(Excerpts from an interface dataset)
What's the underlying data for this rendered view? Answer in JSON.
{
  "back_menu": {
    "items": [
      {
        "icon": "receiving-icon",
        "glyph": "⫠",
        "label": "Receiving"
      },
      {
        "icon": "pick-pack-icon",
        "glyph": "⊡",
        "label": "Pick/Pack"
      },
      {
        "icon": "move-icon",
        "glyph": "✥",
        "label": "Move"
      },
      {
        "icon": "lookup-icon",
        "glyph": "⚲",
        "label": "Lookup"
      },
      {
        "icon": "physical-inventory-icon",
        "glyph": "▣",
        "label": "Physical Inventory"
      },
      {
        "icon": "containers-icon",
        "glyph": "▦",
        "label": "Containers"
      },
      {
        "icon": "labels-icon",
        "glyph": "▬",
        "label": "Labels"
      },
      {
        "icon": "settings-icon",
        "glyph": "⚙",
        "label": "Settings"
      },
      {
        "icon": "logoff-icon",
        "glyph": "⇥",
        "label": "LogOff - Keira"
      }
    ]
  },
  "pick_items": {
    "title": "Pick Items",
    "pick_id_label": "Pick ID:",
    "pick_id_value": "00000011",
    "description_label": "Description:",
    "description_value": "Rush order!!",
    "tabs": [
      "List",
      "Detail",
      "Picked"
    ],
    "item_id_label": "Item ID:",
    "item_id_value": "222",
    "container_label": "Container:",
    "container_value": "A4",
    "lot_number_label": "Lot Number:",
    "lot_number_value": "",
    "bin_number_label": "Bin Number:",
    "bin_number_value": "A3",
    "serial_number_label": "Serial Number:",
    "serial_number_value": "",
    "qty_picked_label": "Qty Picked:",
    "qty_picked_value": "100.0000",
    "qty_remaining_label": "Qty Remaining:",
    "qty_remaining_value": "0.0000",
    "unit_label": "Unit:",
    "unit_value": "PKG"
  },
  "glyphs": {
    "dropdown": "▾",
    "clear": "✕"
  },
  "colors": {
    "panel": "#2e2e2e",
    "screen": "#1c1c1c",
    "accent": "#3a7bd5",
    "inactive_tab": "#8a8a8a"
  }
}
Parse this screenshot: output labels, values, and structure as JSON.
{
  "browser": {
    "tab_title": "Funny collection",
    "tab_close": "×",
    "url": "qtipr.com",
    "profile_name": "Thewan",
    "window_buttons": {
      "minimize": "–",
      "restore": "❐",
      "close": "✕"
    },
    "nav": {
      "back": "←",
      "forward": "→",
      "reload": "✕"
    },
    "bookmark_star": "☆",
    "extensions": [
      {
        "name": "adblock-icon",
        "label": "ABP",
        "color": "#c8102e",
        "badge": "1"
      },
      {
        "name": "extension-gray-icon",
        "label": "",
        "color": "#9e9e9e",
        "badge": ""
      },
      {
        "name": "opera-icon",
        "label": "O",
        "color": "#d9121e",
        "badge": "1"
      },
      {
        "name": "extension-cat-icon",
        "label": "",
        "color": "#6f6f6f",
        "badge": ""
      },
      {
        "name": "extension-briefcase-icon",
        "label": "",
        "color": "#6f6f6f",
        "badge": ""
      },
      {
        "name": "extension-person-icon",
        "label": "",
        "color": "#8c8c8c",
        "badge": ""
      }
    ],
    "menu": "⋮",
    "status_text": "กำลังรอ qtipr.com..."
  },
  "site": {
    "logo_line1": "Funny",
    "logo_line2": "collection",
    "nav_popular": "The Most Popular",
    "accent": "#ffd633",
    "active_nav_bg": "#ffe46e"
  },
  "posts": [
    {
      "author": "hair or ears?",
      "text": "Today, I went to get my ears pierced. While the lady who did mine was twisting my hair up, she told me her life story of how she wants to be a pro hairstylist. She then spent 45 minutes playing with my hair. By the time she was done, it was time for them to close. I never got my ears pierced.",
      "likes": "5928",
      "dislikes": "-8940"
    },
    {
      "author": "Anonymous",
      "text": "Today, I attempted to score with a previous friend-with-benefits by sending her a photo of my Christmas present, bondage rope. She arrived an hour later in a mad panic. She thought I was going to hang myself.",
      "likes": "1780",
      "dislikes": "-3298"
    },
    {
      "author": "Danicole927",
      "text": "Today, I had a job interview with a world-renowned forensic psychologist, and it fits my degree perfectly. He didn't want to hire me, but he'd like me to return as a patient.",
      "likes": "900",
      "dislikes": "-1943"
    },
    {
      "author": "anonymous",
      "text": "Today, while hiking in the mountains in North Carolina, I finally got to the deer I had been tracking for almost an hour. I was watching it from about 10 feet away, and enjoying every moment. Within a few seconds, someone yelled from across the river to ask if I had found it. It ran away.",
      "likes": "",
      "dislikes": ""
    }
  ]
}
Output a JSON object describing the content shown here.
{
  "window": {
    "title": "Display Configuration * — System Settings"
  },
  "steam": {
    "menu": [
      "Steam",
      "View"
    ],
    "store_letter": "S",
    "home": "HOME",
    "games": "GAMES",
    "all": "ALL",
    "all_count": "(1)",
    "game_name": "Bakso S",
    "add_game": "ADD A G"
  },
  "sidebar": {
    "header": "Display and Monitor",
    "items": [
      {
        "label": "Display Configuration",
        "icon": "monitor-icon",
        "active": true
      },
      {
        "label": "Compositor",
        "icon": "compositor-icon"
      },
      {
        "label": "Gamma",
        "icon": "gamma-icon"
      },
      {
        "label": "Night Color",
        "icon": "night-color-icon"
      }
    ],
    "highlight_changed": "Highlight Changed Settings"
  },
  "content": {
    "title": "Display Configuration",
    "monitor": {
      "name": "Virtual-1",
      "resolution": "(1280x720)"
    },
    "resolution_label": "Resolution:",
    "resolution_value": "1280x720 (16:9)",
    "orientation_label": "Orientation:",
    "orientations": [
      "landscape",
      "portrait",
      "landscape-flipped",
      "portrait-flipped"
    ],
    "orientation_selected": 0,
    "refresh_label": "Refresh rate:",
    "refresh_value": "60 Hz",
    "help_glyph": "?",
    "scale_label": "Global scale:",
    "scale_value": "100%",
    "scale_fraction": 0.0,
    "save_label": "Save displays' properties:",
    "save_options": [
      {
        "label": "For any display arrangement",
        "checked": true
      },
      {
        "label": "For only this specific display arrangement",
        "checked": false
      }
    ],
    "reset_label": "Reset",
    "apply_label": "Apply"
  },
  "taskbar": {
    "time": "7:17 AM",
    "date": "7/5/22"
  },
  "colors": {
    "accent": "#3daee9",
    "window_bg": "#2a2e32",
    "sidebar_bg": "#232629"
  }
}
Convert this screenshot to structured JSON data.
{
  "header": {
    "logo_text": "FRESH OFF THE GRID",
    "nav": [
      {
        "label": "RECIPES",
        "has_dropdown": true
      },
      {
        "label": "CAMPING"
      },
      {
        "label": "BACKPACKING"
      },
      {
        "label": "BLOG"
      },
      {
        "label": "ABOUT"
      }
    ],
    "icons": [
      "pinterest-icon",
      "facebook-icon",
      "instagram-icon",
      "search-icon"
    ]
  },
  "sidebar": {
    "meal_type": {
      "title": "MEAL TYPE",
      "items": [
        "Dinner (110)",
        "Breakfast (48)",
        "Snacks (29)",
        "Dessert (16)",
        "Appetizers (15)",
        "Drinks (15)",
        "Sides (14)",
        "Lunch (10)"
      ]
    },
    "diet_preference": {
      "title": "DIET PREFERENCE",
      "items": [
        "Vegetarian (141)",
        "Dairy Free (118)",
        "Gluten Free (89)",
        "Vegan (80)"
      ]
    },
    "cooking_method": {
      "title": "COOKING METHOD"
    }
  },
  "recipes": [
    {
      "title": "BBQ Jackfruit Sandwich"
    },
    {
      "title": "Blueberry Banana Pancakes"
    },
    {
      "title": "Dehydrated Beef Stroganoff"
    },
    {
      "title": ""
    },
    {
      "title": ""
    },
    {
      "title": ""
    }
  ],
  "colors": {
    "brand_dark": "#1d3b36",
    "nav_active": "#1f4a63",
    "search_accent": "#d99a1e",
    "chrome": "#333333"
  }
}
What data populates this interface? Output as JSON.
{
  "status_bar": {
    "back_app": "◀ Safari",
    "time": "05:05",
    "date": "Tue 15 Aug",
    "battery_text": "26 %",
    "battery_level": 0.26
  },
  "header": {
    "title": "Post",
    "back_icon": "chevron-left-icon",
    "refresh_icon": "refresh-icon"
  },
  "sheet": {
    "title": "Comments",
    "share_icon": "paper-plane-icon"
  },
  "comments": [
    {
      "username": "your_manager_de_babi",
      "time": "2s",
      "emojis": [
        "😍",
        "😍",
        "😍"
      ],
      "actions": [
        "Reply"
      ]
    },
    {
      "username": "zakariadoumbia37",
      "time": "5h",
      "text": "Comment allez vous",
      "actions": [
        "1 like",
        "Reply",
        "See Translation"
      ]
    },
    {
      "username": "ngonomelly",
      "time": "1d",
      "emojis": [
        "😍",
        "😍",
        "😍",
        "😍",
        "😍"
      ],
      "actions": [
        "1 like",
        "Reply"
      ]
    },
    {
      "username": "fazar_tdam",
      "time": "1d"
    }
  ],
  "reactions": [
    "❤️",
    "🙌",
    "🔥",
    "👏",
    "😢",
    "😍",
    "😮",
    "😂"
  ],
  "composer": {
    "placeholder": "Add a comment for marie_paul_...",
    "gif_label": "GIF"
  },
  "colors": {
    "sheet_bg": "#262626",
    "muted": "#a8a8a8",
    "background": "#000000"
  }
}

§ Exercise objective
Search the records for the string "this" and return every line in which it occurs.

§ Solution to the problem
What's the underlying data for this rendered view? Answer in JSON.
Parse this screenshot: output labels, values, and structure as JSON.
        "label": "For only this specific display arrangement",
Convert this screenshot to structured JSON data.
What data populates this interface? Output as JSON.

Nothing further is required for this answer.